A natural stump in the forest
The forest is full of interesting shapes, forms and colors. Depending on what time of year it is, there is always something that gets my attention. If I was younger, I'd love to live in the middle of a bigger forest than the one I live in right now. More of a wilderness area than this forest. Our forest is pretty tame compared to others. Right now, it suits me perfectly.
The bark of the cherry trees become like this often
There are many kinds of trees and they are distinguished by their leaves, bark, fruits or nuts, and texture. The bark of the tree will adapt to the situation to help the tree survive. It isn't always typical of its characteristics to identify a certain tree. Insects live under the bark, feeding on it. Birds, like Chickadees, store their food under the bark of the trees. I watch them do this all the time. Wild animals chew on the bark and a tree has to repair itself, many times through out its life.
Another stump in the forest with an interesting look!
Trees die and the stumps waste away after a number of years. Some trees die and rot while still standing, still producing leaves in the spring. In a forest you will see a number of stumps rotting away. Old trees have lived a long life usually, unless they are killed by a disease, a lightning strike or an animal chewing on them. Eventually they will fall and rot away. Forest life goes on.
Some kind of fungus on the bark of a tree
Fungi lack the chlorophyll and cannot photosynthesize so they need to feed on something that does. That is why you will see trees with it living on its bark. Fungi needs organic matter for its food. It grows right onto, or into the food source, even penetrating the leaves. Needing nourishment like animals and people do. Getting it from the trees. Mushrooms are the most common fungi that people recognize.
Woodpeckers love the old dead trees of the forest!
The trees in the forest are works of art if you study them and spend time with them. In my previous life, I spent some years visiting art museums in big cities. To tell the truth, not one masterpiece compares to the art I find in the forest. Take a walk in a forest this year and see what I mean. Stop and observe the trees. Take a child with you and ask them what they see.

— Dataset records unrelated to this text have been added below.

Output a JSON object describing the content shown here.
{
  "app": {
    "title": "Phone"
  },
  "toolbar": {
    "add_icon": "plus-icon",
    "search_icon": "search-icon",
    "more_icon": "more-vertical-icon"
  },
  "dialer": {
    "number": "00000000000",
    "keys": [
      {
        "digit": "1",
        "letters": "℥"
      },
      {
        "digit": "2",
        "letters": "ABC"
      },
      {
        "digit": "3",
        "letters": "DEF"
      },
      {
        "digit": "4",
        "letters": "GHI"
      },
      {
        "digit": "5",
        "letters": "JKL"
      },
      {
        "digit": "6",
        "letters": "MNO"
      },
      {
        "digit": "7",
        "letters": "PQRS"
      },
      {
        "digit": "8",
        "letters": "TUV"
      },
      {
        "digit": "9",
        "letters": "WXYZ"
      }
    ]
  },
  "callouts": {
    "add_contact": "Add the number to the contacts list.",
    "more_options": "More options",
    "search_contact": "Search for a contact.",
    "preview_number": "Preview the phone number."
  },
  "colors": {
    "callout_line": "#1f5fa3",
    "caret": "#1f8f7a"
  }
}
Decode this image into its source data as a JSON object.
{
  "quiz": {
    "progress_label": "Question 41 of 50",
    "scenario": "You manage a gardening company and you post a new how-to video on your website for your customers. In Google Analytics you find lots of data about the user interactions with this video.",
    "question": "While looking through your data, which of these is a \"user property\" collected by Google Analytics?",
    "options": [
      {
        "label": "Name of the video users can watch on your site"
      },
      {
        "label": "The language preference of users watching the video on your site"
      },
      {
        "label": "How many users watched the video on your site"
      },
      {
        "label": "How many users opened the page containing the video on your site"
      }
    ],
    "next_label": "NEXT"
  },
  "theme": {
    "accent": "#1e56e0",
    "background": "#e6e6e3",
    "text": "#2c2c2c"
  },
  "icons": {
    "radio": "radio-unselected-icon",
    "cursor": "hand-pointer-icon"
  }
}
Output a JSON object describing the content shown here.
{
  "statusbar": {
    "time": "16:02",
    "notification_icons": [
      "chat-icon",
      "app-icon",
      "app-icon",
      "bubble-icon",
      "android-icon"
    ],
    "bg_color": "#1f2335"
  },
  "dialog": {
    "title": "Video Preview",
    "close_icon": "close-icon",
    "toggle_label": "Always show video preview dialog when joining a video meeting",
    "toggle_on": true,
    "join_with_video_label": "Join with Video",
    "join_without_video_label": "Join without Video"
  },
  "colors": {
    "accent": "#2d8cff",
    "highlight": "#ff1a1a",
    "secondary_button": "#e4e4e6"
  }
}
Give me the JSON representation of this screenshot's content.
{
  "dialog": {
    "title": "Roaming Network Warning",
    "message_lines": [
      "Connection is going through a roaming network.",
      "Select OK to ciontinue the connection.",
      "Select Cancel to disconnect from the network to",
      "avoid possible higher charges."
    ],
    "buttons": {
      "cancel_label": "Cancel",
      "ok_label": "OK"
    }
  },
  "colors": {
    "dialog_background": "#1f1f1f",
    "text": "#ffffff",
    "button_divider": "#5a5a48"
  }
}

They will teach you how to see the art in a tree. It is the real art of this world!
Copyright © 2012 Kathleen G. Lupole
All Photographs Copyright © 2012 Kathleen G. Lupole